Let’s assume your daughter’s answer is "yes." Then she has more decisions to make: Who does she want to present her? With whom does she want to have that first dance? Does she want to acknowledge her two moms as part of her debut? That might make for a double "coming out," even if her family’s makeup is known to the community. One lesbian mother of two girls told me: "I would be sympathetic to a teenager who doesn’t want her moms in the cotillion." Agreed, that’s a lot of social pressure and visibility – and in Texas, no less, a state with no protections for L.G.B.T. people.

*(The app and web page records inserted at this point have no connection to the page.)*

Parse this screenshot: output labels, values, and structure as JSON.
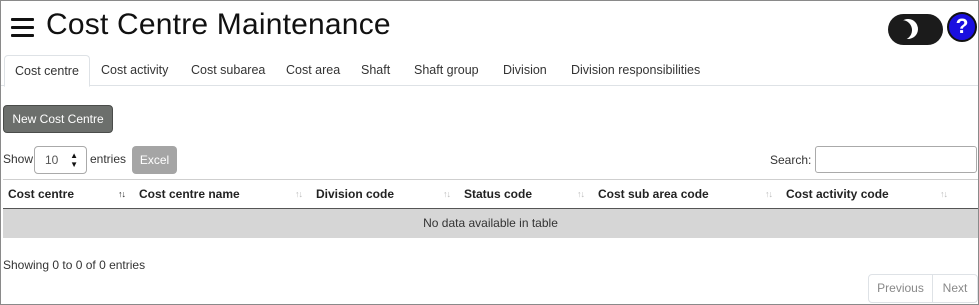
{
  "header": {
    "title": "Cost Centre Maintenance",
    "menu_icon": "hamburger-menu-icon",
    "theme_toggle_icon": "moon-icon",
    "help_label": "?"
  },
  "tabs": [
    {
      "label": "Cost centre",
      "active": true
    },
    {
      "label": "Cost activity",
      "active": false
    },
    {
      "label": "Cost subarea",
      "active": false
    },
    {
      "label": "Cost area",
      "active": false
    },
    {
      "label": "Shaft",
      "active": false
    },
    {
      "label": "Shaft group",
      "active": false
    },
    {
      "label": "Division",
      "active": false
    },
    {
      "label": "Division responsibilities",
      "active": false
    }
  ],
  "toolbar": {
    "new_button_label": "New Cost Centre",
    "show_label": "Show",
    "entries_value": "10",
    "entries_label": "entries",
    "excel_label": "Excel",
    "search_label": "Search:",
    "search_value": ""
  },
  "table": {
    "columns": [
      {
        "label": "Cost centre",
        "sorted": true
      },
      {
        "label": "Cost centre name",
        "sorted": false
      },
      {
        "label": "Division code",
        "sorted": false
      },
      {
        "label": "Status code",
        "sorted": false
      },
      {
        "label": "Cost sub area code",
        "sorted": false
      },
      {
        "label": "Cost activity code",
        "sorted": false
      }
    ],
    "empty_message": "No data available in table"
  },
  "footer": {
    "info": "Showing 0 to 0 of 0 entries",
    "previous_label": "Previous",
    "next_label": "Next"
  },
  "colors": {
    "help_button": "#1a0fe0",
    "new_button": "#6c6f6c",
    "excel_button": "#a5a5a5",
    "empty_row": "#d6d6d6"
  }
}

Now for you: How do you and your wife feel about the possibility that one of you may be rendered less visible (even invisible) by having a male friend or relative step in? Or, depending on your point of view, how do you feel about playing the role of father quite so publicly? Either way, as Cornelia Guest, named Debutante of the Decade for the ‘80s and now known as a promoter of veganism and marriage equality, told me over the phone: "They’re going to need to have some really strong backbones to do it." Agreed.

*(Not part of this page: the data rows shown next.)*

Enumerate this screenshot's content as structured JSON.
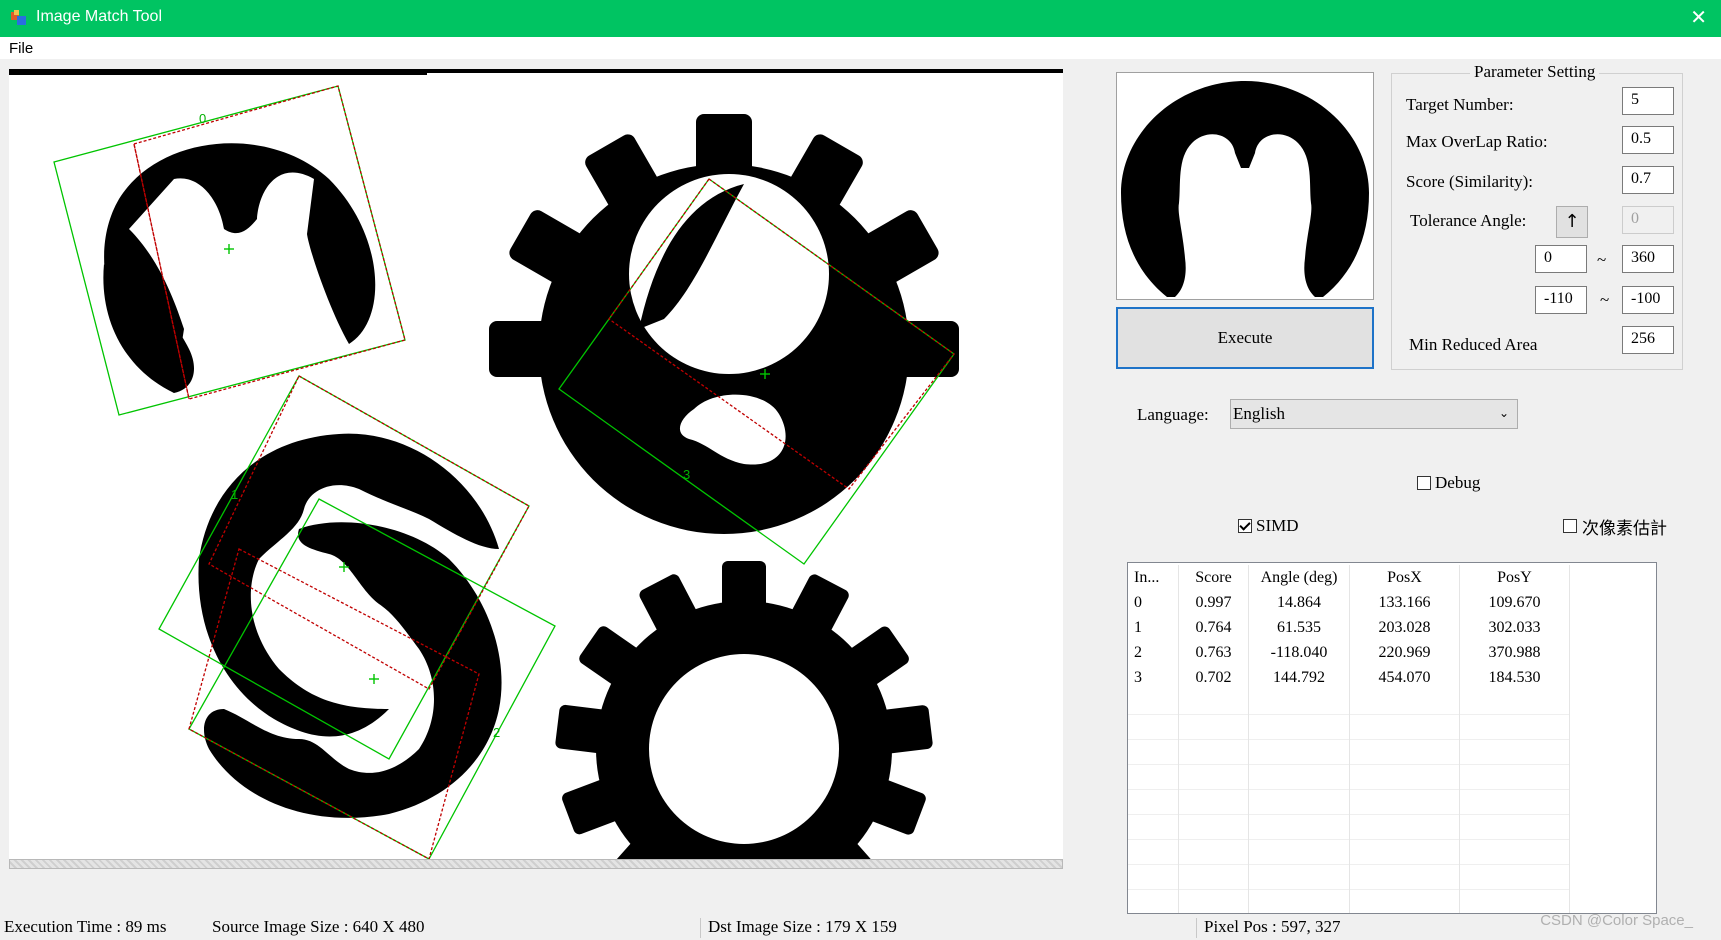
{
  "window": {
    "title": "Image Match Tool",
    "close_glyph": "✕"
  },
  "menu": {
    "file": "File"
  },
  "canvas": {
    "match_labels": [
      "0",
      "1",
      "2",
      "3"
    ],
    "accent_color": "#00c400",
    "dash_color": "#c00000"
  },
  "execute_label": "Execute",
  "params": {
    "legend": "Parameter Setting",
    "target_number": {
      "label": "Target Number:",
      "value": "5"
    },
    "max_overlap": {
      "label": "Max OverLap Ratio:",
      "value": "0.5"
    },
    "score": {
      "label": "Score (Similarity):",
      "value": "0.7"
    },
    "tolerance": {
      "label": "Tolerance Angle:",
      "arrow": "↑",
      "value": "0",
      "range1_min": "0",
      "range1_max": "360",
      "range2_min": "-110",
      "range2_max": "-100",
      "tilde": "~"
    },
    "min_area": {
      "label": "Min Reduced Area",
      "value": "256"
    }
  },
  "language": {
    "label": "Language:",
    "value": "English"
  },
  "options": {
    "debug": {
      "label": "Debug",
      "checked": false
    },
    "simd": {
      "label": "SIMD",
      "checked": true
    },
    "subpixel": {
      "label": "次像素估計",
      "checked": false
    }
  },
  "results": {
    "columns": [
      "In...",
      "Score",
      "Angle (deg)",
      "PosX",
      "PosY"
    ],
    "rows": [
      [
        "0",
        "0.997",
        "14.864",
        "133.166",
        "109.670"
      ],
      [
        "1",
        "0.764",
        "61.535",
        "203.028",
        "302.033"
      ],
      [
        "2",
        "0.763",
        "-118.040",
        "220.969",
        "370.988"
      ],
      [
        "3",
        "0.702",
        "144.792",
        "454.070",
        "184.530"
      ]
    ]
  },
  "status": {
    "exec_time": "Execution Time : 89 ms",
    "src_size": "Source Image Size : 640 X 480",
    "dst_size": "Dst Image Size : 179 X 159",
    "pixel_pos": "Pixel Pos : 597, 327"
  },
  "watermark": "CSDN @Color Space_"
}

In some ways, your situation is not without precedent. After all, there have been many young girls whose fathers were absent — in the military, deceased, divorced from the family. In those cases, protocol was straightforward: another male stepped into the role.
But there’s a huge difference between a young lady with a departed dad and one with two moms and no dad. Ms. Guest agreed: “I think it’s completely 'unetiquette' to have a male step in,” she said, adding about the mothers, “How dare people treat them with disrespect.” Your situation is very different than a family with an absent father; as times change, so too must our social institutions, even debutante balls.
As your daughter has been invited (which makes it pretty much a done deal), the "committee" must be well aware of your family situation, which gives your debutante-in-waiting various options. The three of you should talk it over and decide whether one or both moms will present her. Whether she chooses one of you or prefers a threesome, walk in proudly, arm in arm with your beautiful daughter. Just as you’ve no doubt done for her whole life, show your daughter you are proud of her, and of your family. (By the way, I would give the committee a head’s up on any unorthodoxy.)
As for the "father/daughter" dance, I wouldd suggest that one mother start, and the other finish. Or, as a 1976 "double deb" (she came out at two balls) suggested: "The two mothers could walk hand in hand to the dance floor, do a twirl with their daughter and then let the first escort cut in."
Sure, this may be awkward but such is the nature of changing social mores. As Ms. Guest said: "It’s very important that children are shown that their parents step up for what’s right." And consider this practice for the next set of rituals that are likely coming your way: figuring out who will play the father-of-the bride role at her wedding and all the attendant rituals. I’m sure you wouldn’t outsource that to a male friend or relative.
Update: My previous column came from an Army sergeant who asked for some help introducing his girlfriend to his commander and his new husband. Specifically, he wondered whether to refer to the spouse as a husband. He e-mailed me an update this past week: "When Jennifer and I met with them it went off without a hitch. The introduction went as follows: "Jennifer, this is Colonel Smith and his husband, Mr. Andrews." And since Colonel Smith knows that I call Jennifer "My Hot Blonde Girlfriend" he said, "Hun, this is Sgt. Taylor’s Hot Blonde Girlfriend, Jennifer." It was so nice and a great ice-breaker and they both really appreciated that I took the initiative to say "Husband."
Originally published in The New York Times, October 8, 2013